» Saved data entries:
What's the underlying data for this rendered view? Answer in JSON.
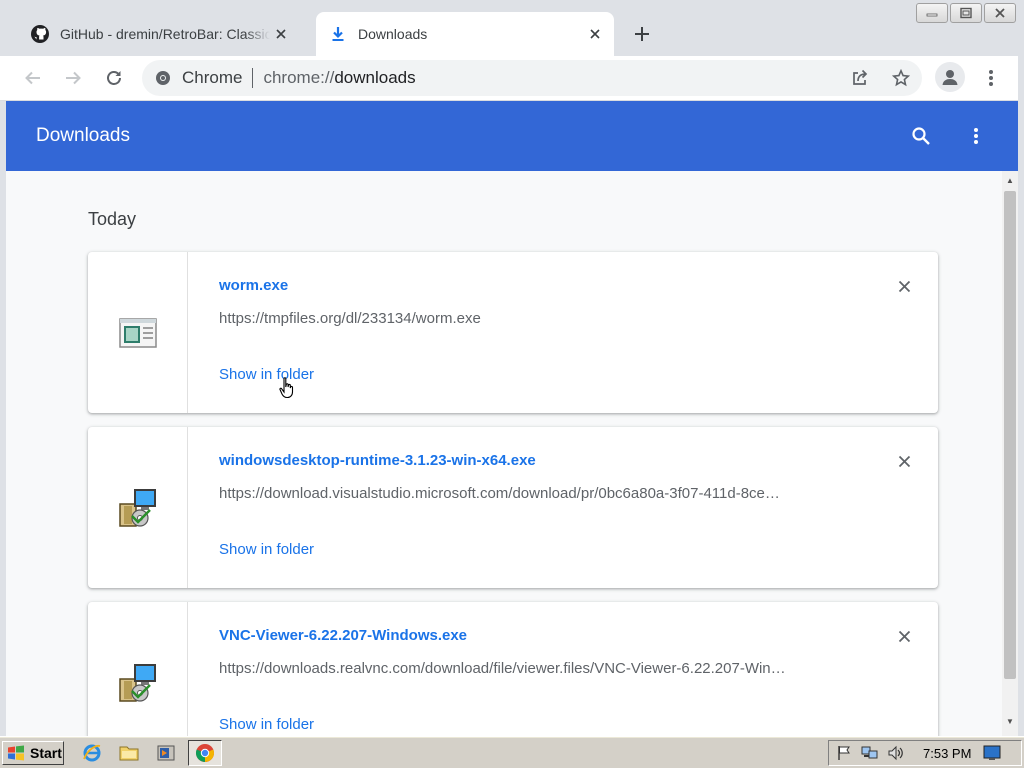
{
  "tabs": [
    {
      "title": "GitHub - dremin/RetroBar: Classic Windows",
      "icon": "github-icon",
      "active": false
    },
    {
      "title": "Downloads",
      "icon": "download-icon",
      "active": true
    }
  ],
  "omnibox": {
    "label": "Chrome",
    "url_scheme": "chrome://",
    "url_host": "downloads"
  },
  "page": {
    "title": "Downloads",
    "section": "Today"
  },
  "downloads": [
    {
      "name": "worm.exe",
      "url": "https://tmpfiles.org/dl/233134/worm.exe",
      "action": "Show in folder",
      "icon": "executable-file-icon"
    },
    {
      "name": "windowsdesktop-runtime-3.1.23-win-x64.exe",
      "url": "https://download.visualstudio.microsoft.com/download/pr/0bc6a80a-3f07-411d-8ce…",
      "action": "Show in folder",
      "icon": "installer-icon"
    },
    {
      "name": "VNC-Viewer-6.22.207-Windows.exe",
      "url": "https://downloads.realvnc.com/download/file/viewer.files/VNC-Viewer-6.22.207-Win…",
      "action": "Show in folder",
      "icon": "installer-icon"
    }
  ],
  "taskbar": {
    "start_label": "Start",
    "clock": "7:53 PM"
  },
  "colors": {
    "header": "#3367d6",
    "link": "#1a73e8",
    "tabstrip": "#dee1e6",
    "taskbar": "#d4d0c8"
  }
}
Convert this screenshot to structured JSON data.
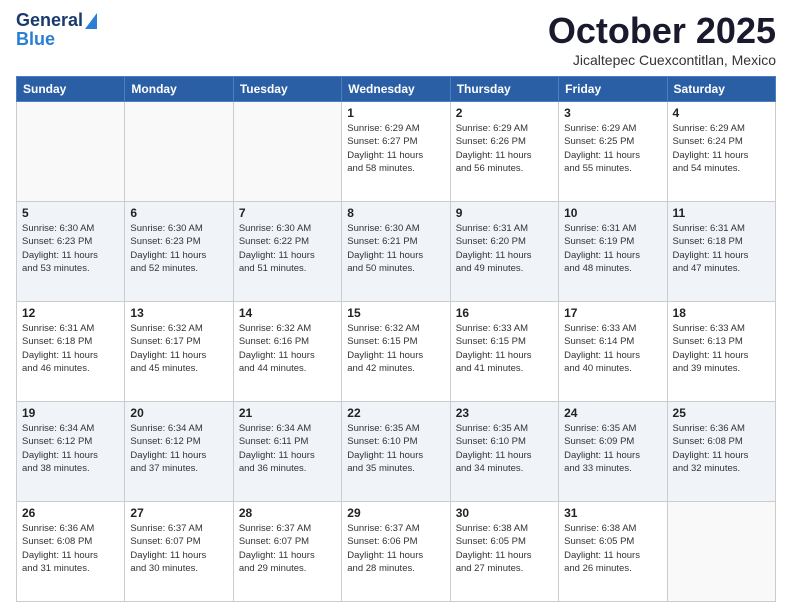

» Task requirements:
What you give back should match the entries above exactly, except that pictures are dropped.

» Written answer:
What's the underlying data for this rendered view? Answer in JSON.
{
  "tabs": [
    {
      "title": "GitHub - dremin/RetroBar: Classic Windows",
      "icon": "github-icon",
      "active": false
    },
    {
      "title": "Downloads",
      "icon": "download-icon",
      "active": true
    }
  ],
  "omnibox": {
    "label": "Chrome",
    "url_scheme": "chrome://",
    "url_host": "downloads"
  },
  "page": {
    "title": "Downloads",
    "section": "Today"
  },
  "downloads": [
    {
      "name": "worm.exe",
      "url": "https://tmpfiles.org/dl/233134/worm.exe",
      "action": "Show in folder",
      "icon": "executable-file-icon"
    },
    {
      "name": "windowsdesktop-runtime-3.1.23-win-x64.exe",
      "url": "https://download.visualstudio.microsoft.com/download/pr/0bc6a80a-3f07-411d-8ce…",
      "action": "Show in folder",
      "icon": "installer-icon"
    },
    {
      "name": "VNC-Viewer-6.22.207-Windows.exe",
      "url": "https://downloads.realvnc.com/download/file/viewer.files/VNC-Viewer-6.22.207-Win…",
      "action": "Show in folder",
      "icon": "installer-icon"
    }
  ],
  "taskbar": {
    "start_label": "Start",
    "clock": "7:53 PM"
  },
  "colors": {
    "header": "#3367d6",
    "link": "#1a73e8",
    "tabstrip": "#dee1e6",
    "taskbar": "#d4d0c8"
  }
}
Convert this screenshot to structured JSON data.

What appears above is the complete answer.